Once they connected with someone on the dating website, they used social engineering techniques to convince their target into disclosing their names, mobile phone numbers, locations, sexual preferences and other information. The sextortionists then posted that data on a publicly available Ukrainian forum.

At the time of discovery, the forum contained a page informing victims that they could become “unlisted” from the website by paying a fee to “help the project.” But the Internet Storm Center found that victims’ information would likely remain on the website regardless. As quoted in a post published by the program:

The forum seems to be online for a while but is still filled with new data. The problem is that, even if the victim pays, the forum is indexed by Google and other search engines (like the very popular This makes the process to be unlisted very difficult, if not impossible!

A screenshot of a forum providing victims with steps on how they can become unlisted. (Source: SANS Internet Storm Center)

This isn’t the first time that sextortionists have abused victims’ personal information. Back in July 2018, for instance, researchers detected a sextortion scam attempt that used breached passwords to trick their victims into thinking that they had suffered a data breach. It was a month later when another variant emerged in which scammers incorporated redacted victims’ phone numbers into their ploys.

The sextortion campaign described above underscores the importance of users not divulging their personal information with contacts on dating websites.
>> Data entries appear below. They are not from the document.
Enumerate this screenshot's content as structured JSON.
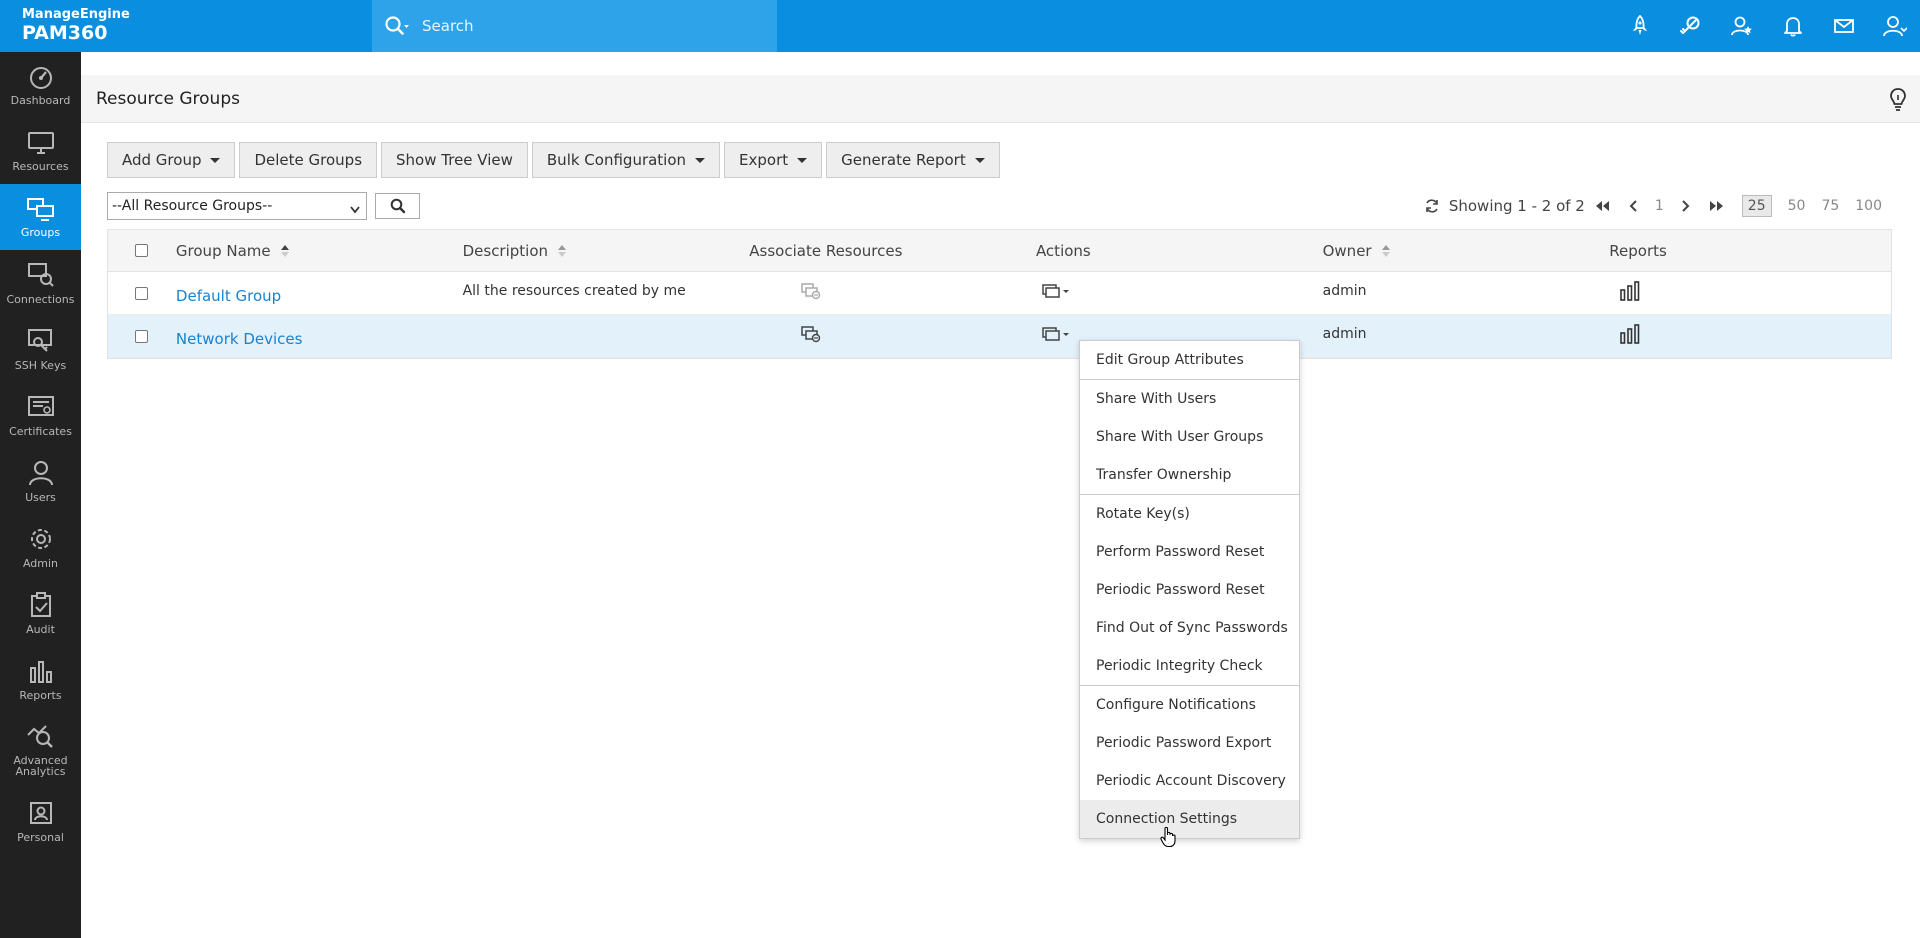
{
  "brand": {
    "top": "ManageEngine",
    "product": "PAM360"
  },
  "search": {
    "placeholder": "Search"
  },
  "top_icons": [
    "rocket-icon",
    "link-key-icon",
    "user-star-icon",
    "bell-icon",
    "mail-icon",
    "user-profile-icon"
  ],
  "sidebar": {
    "items": [
      {
        "label": "Dashboard",
        "icon": "dashboard-icon"
      },
      {
        "label": "Resources",
        "icon": "monitor-icon"
      },
      {
        "label": "Groups",
        "icon": "groups-icon",
        "active": true
      },
      {
        "label": "Connections",
        "icon": "connections-icon"
      },
      {
        "label": "SSH Keys",
        "icon": "ssh-key-icon"
      },
      {
        "label": "Certificates",
        "icon": "certificate-icon"
      },
      {
        "label": "Users",
        "icon": "user-icon"
      },
      {
        "label": "Admin",
        "icon": "gear-icon"
      },
      {
        "label": "Audit",
        "icon": "audit-icon"
      },
      {
        "label": "Reports",
        "icon": "bar-chart-icon"
      },
      {
        "label": "Advanced Analytics",
        "icon": "analytics-icon"
      },
      {
        "label": "Personal",
        "icon": "personal-icon"
      }
    ]
  },
  "page": {
    "title": "Resource Groups"
  },
  "toolbar": {
    "add_group": "Add Group",
    "delete_groups": "Delete Groups",
    "show_tree_view": "Show Tree View",
    "bulk_configuration": "Bulk Configuration",
    "export": "Export",
    "generate_report": "Generate Report"
  },
  "filter": {
    "selected": "--All Resource Groups--"
  },
  "pager": {
    "showing": "Showing 1 - 2 of 2",
    "page": "1",
    "sizes": [
      "25",
      "50",
      "75",
      "100"
    ],
    "selected_size": "25"
  },
  "table": {
    "headers": {
      "group_name": "Group Name",
      "description": "Description",
      "associate_resources": "Associate Resources",
      "actions": "Actions",
      "owner": "Owner",
      "reports": "Reports"
    },
    "rows": [
      {
        "group_name": "Default Group",
        "description": "All the resources created by me",
        "owner": "admin"
      },
      {
        "group_name": "Network Devices",
        "description": "",
        "owner": "admin"
      }
    ]
  },
  "actions_menu": {
    "groups": [
      [
        "Edit Group Attributes"
      ],
      [
        "Share With Users",
        "Share With User Groups",
        "Transfer Ownership"
      ],
      [
        "Rotate Key(s)",
        "Perform Password Reset",
        "Periodic Password Reset",
        "Find Out of Sync Passwords",
        "Periodic Integrity Check"
      ],
      [
        "Configure Notifications",
        "Periodic Password Export",
        "Periodic Account Discovery",
        "Connection Settings"
      ]
    ],
    "hovered": "Connection Settings"
  },
  "colors": {
    "topbar": "#0a8fe0",
    "sidebar": "#212121",
    "active_nav": "#0a8fe0",
    "link": "#1a82d0",
    "row_highlight": "#e3f1fb"
  }
}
Here are some additional tips on how they can keep themselves and their data safe.